See the fear in their eyes as they contemplate a football world turned upside down; Reading's once laughable low-lifes in the Premiership and their plush stands about, maybe, to welcome Wycombe.
Can the Royals make it to the Premiership? To the surprise of almost everybody but the manager, Mark McGhee, Reading are currently in the highest league position in their history: second in the First Division.
There will be no consolidation, no fatalism and no reserve team, says McGhee. 'No reserve team?' query the fans. 'Even Hereford have got a reserve team.' And look where they are. Without a reserve team the club suffers fewer injuries and suspensions but gets more time for coaching. And, like most other things McGhee tries, it seems to work.
Reading won last year's Second Division Championship with a stylish but ageing team, the better portion of which fell out of contract during the summer. In an unprecedented move, Reading actually managed to re-sign the players who had won them promotion. But that alone does not account for this season's success. The tactics have been revamped, to place a greater emphasis on possession, and new players have been found. Found, not bought by the million-pound load. All right, money did change hands; a mere pounds 130,000 for four first-team players, two of whom, Dariusz Wdowczyk and Andy Bernal, are internationals. We didn't expect that.
Neither did we expect to sign an American college graduate as goalkeeper nor a German striker long before they became fashionable. But we have Shaka Hislopand Uwe Hartenberger. Nor did we expect Daley Thompson. Nor to get involved in club-versus-country wrangles. Elm Park's quite a cosmopolitan place these days and I'm not sure what kind of team we could put out in European competitions . . . Okay, I'm indulging in some wishful thinking.
For two or three years the fans have existed in a contented, fanzine-less semi-stupor, but enthusiasm is at last building. The average gate is already up about 1,500 on last season and there is a new fanzine, Heaven 11, more positively titled than the late Elm Park Disease. But really there has been nothing serious to complain about since the chairman, John Madejski, rescued the club from financial ruin four years ago.
There is, however, one very large fly heading towards our ointment: the Taylor Report. Elm Park, at 98, is the oldest League ground in the South.
Its guise has changed from 'one of the best-appointed lower division grounds holding 30,000' to 'rickety and antiquated, capacity 13,000'. But nothing else there has changed since 1957. The club is pursuing a move to the edge of town and unlikely to increase Elm Park's 2,200 seats in the meantime. Our grace from all-seaterdom lasts until 1997.

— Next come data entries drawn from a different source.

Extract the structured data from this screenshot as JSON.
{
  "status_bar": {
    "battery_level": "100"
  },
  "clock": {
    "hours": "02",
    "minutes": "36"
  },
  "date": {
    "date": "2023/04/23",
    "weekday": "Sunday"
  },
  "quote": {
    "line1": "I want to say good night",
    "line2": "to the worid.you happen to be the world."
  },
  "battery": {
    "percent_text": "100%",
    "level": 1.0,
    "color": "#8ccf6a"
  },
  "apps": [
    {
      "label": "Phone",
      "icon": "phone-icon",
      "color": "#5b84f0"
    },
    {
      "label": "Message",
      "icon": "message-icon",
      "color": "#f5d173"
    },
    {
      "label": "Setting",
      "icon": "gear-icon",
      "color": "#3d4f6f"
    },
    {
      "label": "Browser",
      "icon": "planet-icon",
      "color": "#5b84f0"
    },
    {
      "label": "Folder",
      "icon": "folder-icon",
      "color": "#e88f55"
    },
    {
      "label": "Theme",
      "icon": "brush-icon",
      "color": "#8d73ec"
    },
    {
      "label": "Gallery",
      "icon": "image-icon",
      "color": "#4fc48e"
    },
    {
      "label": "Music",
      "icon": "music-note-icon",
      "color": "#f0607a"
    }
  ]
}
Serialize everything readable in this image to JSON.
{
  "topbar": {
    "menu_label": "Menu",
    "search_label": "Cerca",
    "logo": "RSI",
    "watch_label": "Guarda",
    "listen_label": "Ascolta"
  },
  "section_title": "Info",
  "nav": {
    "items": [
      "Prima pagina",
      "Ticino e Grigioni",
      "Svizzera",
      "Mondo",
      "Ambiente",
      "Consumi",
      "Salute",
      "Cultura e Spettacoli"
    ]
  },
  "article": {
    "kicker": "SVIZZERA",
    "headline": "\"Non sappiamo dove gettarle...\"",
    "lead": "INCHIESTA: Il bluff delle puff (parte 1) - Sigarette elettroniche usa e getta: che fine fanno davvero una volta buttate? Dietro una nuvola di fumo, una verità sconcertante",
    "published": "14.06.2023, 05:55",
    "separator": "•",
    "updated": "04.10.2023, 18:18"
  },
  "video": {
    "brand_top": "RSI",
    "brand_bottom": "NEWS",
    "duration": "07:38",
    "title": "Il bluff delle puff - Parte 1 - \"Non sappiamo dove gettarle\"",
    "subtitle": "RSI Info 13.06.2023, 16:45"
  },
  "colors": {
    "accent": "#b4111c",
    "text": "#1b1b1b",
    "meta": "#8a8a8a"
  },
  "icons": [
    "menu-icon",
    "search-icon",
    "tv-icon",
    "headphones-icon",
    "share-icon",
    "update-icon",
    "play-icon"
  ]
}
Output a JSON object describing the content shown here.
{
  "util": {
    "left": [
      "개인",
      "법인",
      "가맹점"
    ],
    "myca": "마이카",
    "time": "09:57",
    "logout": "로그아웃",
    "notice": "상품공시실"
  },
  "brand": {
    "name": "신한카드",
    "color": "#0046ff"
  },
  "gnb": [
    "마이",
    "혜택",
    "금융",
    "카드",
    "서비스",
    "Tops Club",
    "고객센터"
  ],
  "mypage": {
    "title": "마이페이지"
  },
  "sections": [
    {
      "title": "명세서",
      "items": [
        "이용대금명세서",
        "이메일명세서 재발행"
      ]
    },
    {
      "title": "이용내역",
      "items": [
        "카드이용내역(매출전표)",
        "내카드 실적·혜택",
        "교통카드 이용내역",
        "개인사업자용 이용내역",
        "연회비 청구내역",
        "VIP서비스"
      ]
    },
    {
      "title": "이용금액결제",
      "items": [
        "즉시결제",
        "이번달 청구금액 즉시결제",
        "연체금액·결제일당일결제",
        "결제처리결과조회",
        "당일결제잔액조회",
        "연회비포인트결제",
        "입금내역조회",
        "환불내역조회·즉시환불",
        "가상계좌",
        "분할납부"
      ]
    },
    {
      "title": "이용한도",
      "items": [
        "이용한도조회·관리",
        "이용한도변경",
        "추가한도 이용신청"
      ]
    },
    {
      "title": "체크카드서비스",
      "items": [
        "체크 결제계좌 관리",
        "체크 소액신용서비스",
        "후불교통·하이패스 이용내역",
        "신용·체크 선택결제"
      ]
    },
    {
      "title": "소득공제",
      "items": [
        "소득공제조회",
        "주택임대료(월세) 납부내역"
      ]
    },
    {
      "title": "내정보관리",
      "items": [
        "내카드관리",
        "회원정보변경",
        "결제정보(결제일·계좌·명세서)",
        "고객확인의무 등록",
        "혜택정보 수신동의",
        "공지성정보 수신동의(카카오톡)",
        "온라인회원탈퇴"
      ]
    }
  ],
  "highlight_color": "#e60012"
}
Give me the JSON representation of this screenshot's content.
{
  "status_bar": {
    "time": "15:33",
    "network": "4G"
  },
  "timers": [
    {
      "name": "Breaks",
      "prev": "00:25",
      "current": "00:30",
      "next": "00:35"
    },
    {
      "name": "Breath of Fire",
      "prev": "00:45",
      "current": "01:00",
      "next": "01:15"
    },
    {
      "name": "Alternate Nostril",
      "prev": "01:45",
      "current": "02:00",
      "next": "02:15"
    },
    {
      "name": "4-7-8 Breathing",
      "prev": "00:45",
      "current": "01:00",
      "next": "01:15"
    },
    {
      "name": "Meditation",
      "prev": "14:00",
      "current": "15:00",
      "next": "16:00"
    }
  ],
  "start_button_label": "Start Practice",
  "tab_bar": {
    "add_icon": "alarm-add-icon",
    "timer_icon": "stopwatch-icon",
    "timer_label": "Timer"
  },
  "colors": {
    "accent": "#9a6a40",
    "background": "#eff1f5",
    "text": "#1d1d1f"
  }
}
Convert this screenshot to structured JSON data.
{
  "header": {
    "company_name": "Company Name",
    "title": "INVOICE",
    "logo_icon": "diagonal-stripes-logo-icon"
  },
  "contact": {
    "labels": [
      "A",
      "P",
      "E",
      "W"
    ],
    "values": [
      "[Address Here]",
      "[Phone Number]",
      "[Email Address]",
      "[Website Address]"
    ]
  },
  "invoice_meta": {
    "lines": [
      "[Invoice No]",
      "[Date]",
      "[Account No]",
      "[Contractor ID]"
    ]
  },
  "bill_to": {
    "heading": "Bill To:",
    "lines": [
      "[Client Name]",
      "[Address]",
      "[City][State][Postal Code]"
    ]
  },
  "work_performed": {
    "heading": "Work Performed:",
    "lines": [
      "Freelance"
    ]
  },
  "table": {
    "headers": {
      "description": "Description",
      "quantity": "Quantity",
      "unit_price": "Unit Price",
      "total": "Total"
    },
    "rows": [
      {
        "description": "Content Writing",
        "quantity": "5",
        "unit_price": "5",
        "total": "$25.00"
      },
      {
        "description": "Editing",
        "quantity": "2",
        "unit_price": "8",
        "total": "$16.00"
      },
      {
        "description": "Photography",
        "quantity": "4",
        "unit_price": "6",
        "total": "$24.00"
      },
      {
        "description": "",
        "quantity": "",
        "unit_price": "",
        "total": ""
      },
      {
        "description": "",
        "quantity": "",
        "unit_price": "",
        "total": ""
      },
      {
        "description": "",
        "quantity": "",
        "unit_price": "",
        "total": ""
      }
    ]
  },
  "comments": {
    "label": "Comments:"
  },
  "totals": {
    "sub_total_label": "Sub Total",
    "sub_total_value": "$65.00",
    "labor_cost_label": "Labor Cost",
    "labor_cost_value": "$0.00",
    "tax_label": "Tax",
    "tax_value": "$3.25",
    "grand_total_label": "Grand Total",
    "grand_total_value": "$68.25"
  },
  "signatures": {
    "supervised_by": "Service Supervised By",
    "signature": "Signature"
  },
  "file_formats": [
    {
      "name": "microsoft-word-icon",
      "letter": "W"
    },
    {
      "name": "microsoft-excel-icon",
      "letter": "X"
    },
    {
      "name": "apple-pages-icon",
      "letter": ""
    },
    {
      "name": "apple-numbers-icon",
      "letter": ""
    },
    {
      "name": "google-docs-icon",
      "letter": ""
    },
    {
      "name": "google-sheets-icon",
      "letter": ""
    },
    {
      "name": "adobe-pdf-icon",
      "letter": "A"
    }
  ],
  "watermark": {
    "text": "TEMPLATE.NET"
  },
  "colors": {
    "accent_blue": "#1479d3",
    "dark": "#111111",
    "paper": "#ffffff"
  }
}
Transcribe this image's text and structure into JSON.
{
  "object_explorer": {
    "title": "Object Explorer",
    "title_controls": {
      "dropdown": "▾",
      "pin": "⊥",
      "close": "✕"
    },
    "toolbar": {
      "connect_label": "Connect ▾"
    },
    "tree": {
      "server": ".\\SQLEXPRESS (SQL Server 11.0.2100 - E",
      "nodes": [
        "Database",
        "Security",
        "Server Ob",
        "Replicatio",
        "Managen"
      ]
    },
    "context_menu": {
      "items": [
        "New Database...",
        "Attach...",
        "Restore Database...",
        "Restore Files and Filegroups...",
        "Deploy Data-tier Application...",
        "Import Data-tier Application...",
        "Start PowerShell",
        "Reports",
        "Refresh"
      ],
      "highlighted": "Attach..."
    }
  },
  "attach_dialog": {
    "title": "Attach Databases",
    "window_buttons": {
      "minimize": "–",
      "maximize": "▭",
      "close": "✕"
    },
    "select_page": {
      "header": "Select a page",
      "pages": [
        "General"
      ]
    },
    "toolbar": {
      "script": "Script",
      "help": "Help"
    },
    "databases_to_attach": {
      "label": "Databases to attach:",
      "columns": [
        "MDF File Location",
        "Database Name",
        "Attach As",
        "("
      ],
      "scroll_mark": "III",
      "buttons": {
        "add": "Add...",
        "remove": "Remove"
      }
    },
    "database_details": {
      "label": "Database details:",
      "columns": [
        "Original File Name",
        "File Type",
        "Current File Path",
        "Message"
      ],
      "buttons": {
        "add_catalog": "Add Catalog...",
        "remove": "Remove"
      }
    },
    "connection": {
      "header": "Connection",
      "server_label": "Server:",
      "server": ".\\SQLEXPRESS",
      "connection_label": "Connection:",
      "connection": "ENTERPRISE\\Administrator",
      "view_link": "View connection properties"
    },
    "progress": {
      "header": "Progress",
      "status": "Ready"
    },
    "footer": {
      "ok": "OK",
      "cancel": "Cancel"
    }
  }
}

If Reading's dreams of Premiership football come true before then, and especially if it is seen to be at the expense of one of the giants, then there will be a few baleful eyes cast in our direction by football's 'haves'. What is a club with no history and 11,000 standing places doing in the new, gold-plated elite? Would it be allowed to stay there? I've no expectations, no predictions, just a new-found relish for dreams.Reuse content